The most remarkable guest contribution comes from Chrissy Wolpert, who provides the lead on “I, The Mourner of Perished Days” alongside Reba Mitchell. Wolpert also takes center stage on the harrowing “Night of Blood in a World Without End,” which grants the listener some time to breathe and reflect on all they have just been through; it acts as counterweight in pace while exposing a level of control in an otherwise apparent madness. But this isn’t an aimless act of brutality — there is a voice of reason here, which paints an equally grim picture, even in its encouragement. “Fear not for you are with me/ Unyielding light/ Turn suffering to ash,” sings Wolpert behind a blanket of hiss that whips back and forth before disintegrating into a choral furnace. She later persists: “We walk in silence/ You to glory/I to shame/ The pain of living holds no victory,” emphasizing a severance between the lighter side of the sound and the listener, leaving the latter at the mercy of the deranged. Aesthetically, her solo guest spots play into the choir and the string instruments, the cello and violins adding a layer of refinement to the distortion that carries them. It’s not so much a breather from King’s unhinged onslaught as an additional level of menace that seeps deep into the listening experience and further complicates the atmosphere.

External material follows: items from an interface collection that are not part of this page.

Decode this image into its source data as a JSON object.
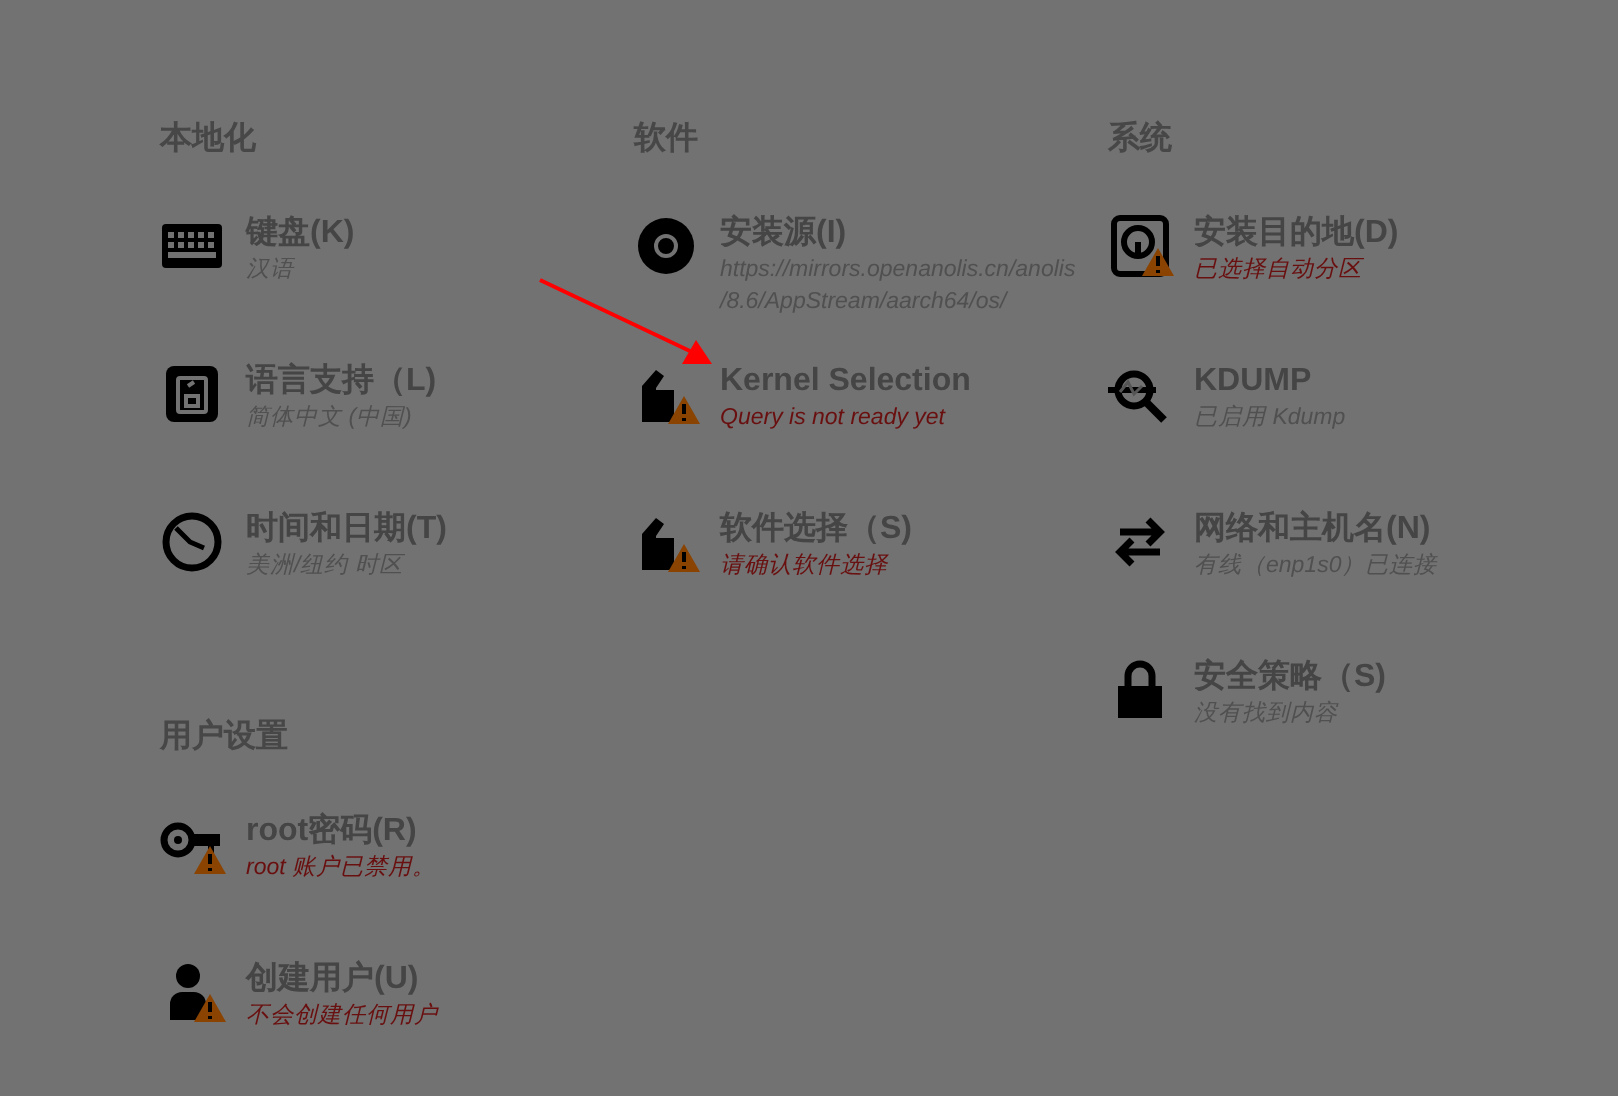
{
  "columns": [
    {
      "sections": [
        {
          "heading": "本地化",
          "items": [
            {
              "kind": "keyboard",
              "title": "键盘(K)",
              "subtitle": "汉语",
              "warning": false,
              "attention": false
            },
            {
              "kind": "language",
              "title": "语言支持（L)",
              "subtitle": "简体中文 (中国)",
              "warning": false,
              "attention": false
            },
            {
              "kind": "clock",
              "title": "时间和日期(T)",
              "subtitle": "美洲/纽约 时区",
              "warning": false,
              "attention": false
            }
          ]
        },
        {
          "heading": "用户设置",
          "items": [
            {
              "kind": "key",
              "title": "root密码(R)",
              "subtitle": "root 账户已禁用。",
              "warning": true,
              "attention": true
            },
            {
              "kind": "user",
              "title": "创建用户(U)",
              "subtitle": "不会创建任何用户",
              "warning": true,
              "attention": true
            }
          ]
        }
      ]
    },
    {
      "sections": [
        {
          "heading": "软件",
          "items": [
            {
              "kind": "disc",
              "title": "安装源(I)",
              "subtitle": "https://mirrors.openanolis.cn/anolis/8.6/AppStream/aarch64/os/",
              "warning": false,
              "attention": false
            },
            {
              "kind": "package",
              "title": "Kernel Selection",
              "subtitle": "Query is not ready yet",
              "warning": true,
              "attention": true
            },
            {
              "kind": "package",
              "title": "软件选择（S)",
              "subtitle": "请确认软件选择",
              "warning": true,
              "attention": true
            }
          ]
        }
      ]
    },
    {
      "sections": [
        {
          "heading": "系统",
          "items": [
            {
              "kind": "drive",
              "title": "安装目的地(D)",
              "subtitle": "已选择自动分区",
              "warning": true,
              "attention": true
            },
            {
              "kind": "kdump",
              "title": "KDUMP",
              "subtitle": "已启用 Kdump",
              "warning": false,
              "attention": false
            },
            {
              "kind": "network",
              "title": "网络和主机名(N)",
              "subtitle": "有线（enp1s0）已连接",
              "warning": false,
              "attention": false
            },
            {
              "kind": "lock",
              "title": "安全策略（S)",
              "subtitle": "没有找到内容",
              "warning": false,
              "attention": false
            }
          ]
        }
      ]
    }
  ]
}
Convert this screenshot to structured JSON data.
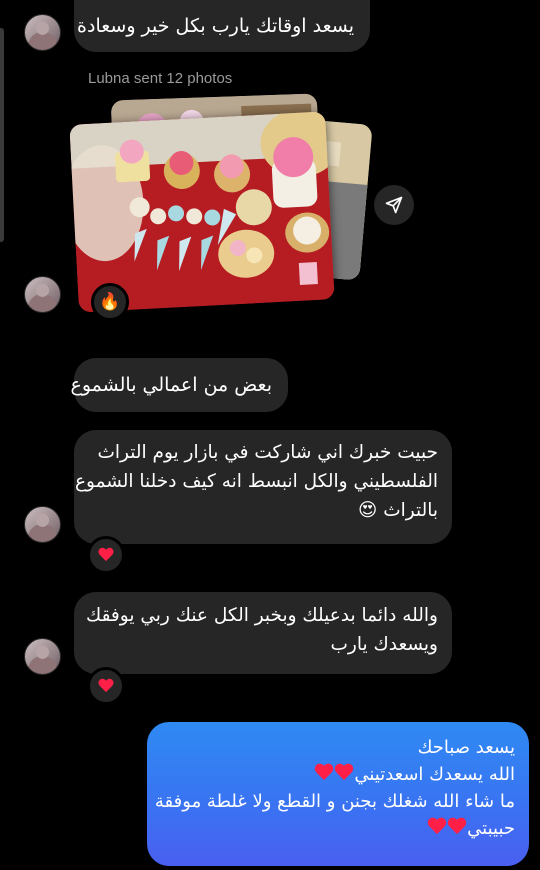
{
  "thread": {
    "sent_label": "Lubna sent 12 photos",
    "reaction_fire": "🔥"
  },
  "messages": {
    "m1": "يسعد اوقاتك يارب بكل خير وسعادة",
    "m2": "بعض من اعمالي بالشموع",
    "m3_line1": "حبيت خبرك اني شاركت في بازار  يوم التراث",
    "m3_line2": "الفلسطيني والكل انبسط انه كيف دخلنا الشموع",
    "m3_line3": "بالتراث",
    "m3_emoji": "😍",
    "m4_line1": "والله دائما بدعيلك وبخبر الكل عنك ربي يوفقك",
    "m4_line2": "ويسعدك يارب",
    "out_line1": "يسعد صباحك",
    "out_line2": "الله يسعدك اسعدتيني",
    "out_line3": "ما شاء الله شغلك بجنن و القطع ولا غلطة موفقة",
    "out_line4": "حبيبتي"
  },
  "colors": {
    "incoming_bubble": "#262626",
    "outgoing_gradient_top": "#2f8af3",
    "outgoing_gradient_bottom": "#4a5ff0",
    "heart": "#ff1f47"
  }
}
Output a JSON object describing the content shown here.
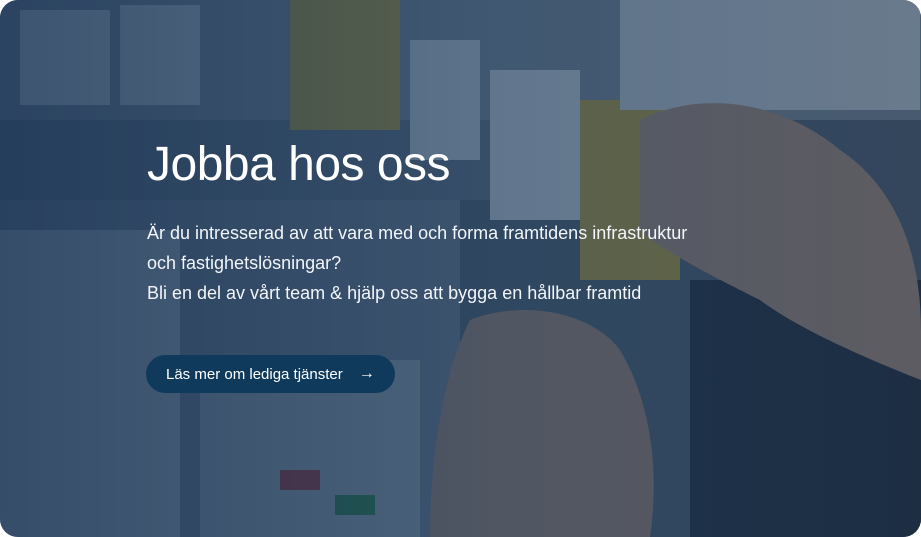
{
  "hero": {
    "title": "Jobba hos oss",
    "description_lines": [
      "Är du intresserad av att vara med och forma framtidens infrastruktur",
      "och fastighetslösningar?",
      "Bli en del av vårt team & hjälp oss att bygga en hållbar framtid"
    ],
    "cta_label": "Läs mer om lediga tjänster",
    "cta_icon": "arrow-right-icon",
    "background_image": "electrical-panel-hands-photo",
    "overlay_color": "#143458"
  }
}
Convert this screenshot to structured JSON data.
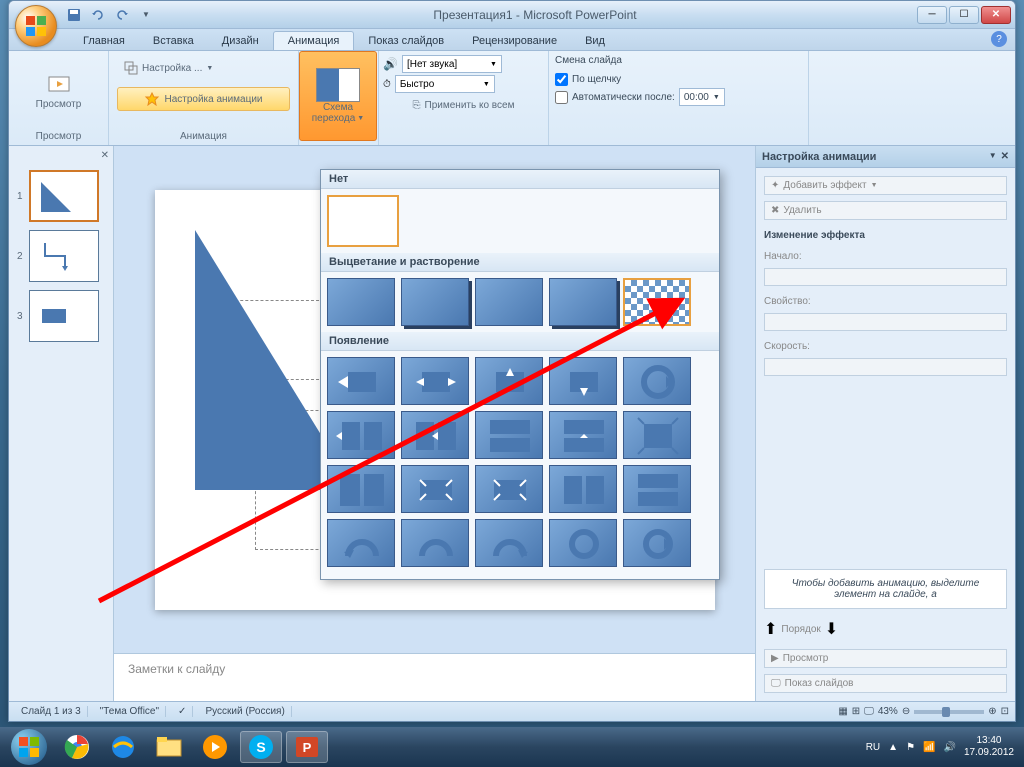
{
  "title": "Презентация1 - Microsoft PowerPoint",
  "tabs": {
    "home": "Главная",
    "insert": "Вставка",
    "design": "Дизайн",
    "animation": "Анимация",
    "slideshow": "Показ слайдов",
    "review": "Рецензирование",
    "view": "Вид"
  },
  "ribbon": {
    "preview": "Просмотр",
    "preview_group": "Просмотр",
    "custom": "Настройка ...",
    "custom_anim": "Настройка анимации",
    "anim_group": "Анимация",
    "scheme": "Схема",
    "transition": "перехода",
    "sound_label": "[Нет звука]",
    "speed_label": "Быстро",
    "apply_all": "Применить ко всем",
    "advance_title": "Смена слайда",
    "on_click": "По щелчку",
    "auto_after": "Автоматически после:",
    "auto_time": "00:00"
  },
  "gallery": {
    "none": "Нет",
    "fade": "Выцветание и растворение",
    "appear": "Появление"
  },
  "taskpane": {
    "title": "Настройка анимации",
    "add_effect": "Добавить эффект",
    "remove": "Удалить",
    "modify": "Изменение эффекта",
    "start": "Начало:",
    "property": "Свойство:",
    "speed": "Скорость:",
    "hint": "Чтобы добавить анимацию, выделите элемент на слайде, а",
    "order": "Порядок",
    "play": "Просмотр",
    "slideshow": "Показ слайдов"
  },
  "notes": "Заметки к слайду",
  "status": {
    "slide": "Слайд 1 из 3",
    "theme": "\"Тема Office\"",
    "lang": "Русский (Россия)",
    "zoom": "43%"
  },
  "tray": {
    "lang": "RU",
    "time": "13:40",
    "date": "17.09.2012"
  }
}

In spite of the dank, cold space that The Body hurl toward their audience, there exists something fully disarming about their work. Their determination to stay on the fringes of any scene, to share stages with artists who bear little in common, and to fully explore the depths of the feeling they devise — it’s all brought out in their genre-defying artistry. “Bearer of Bad Tidings” hammers this point home as the final number on Christs, Redeemers. It’s the ultimate sendoff, and with its shuddering pulse and glitch-tinted synthesis, it is, like everything else on here, a huge gamble that pays off. Not only is this album a journey into the darkest caverns of the most sordid mind, but it also harbors the potential to hold you there, dangling all on your own accord.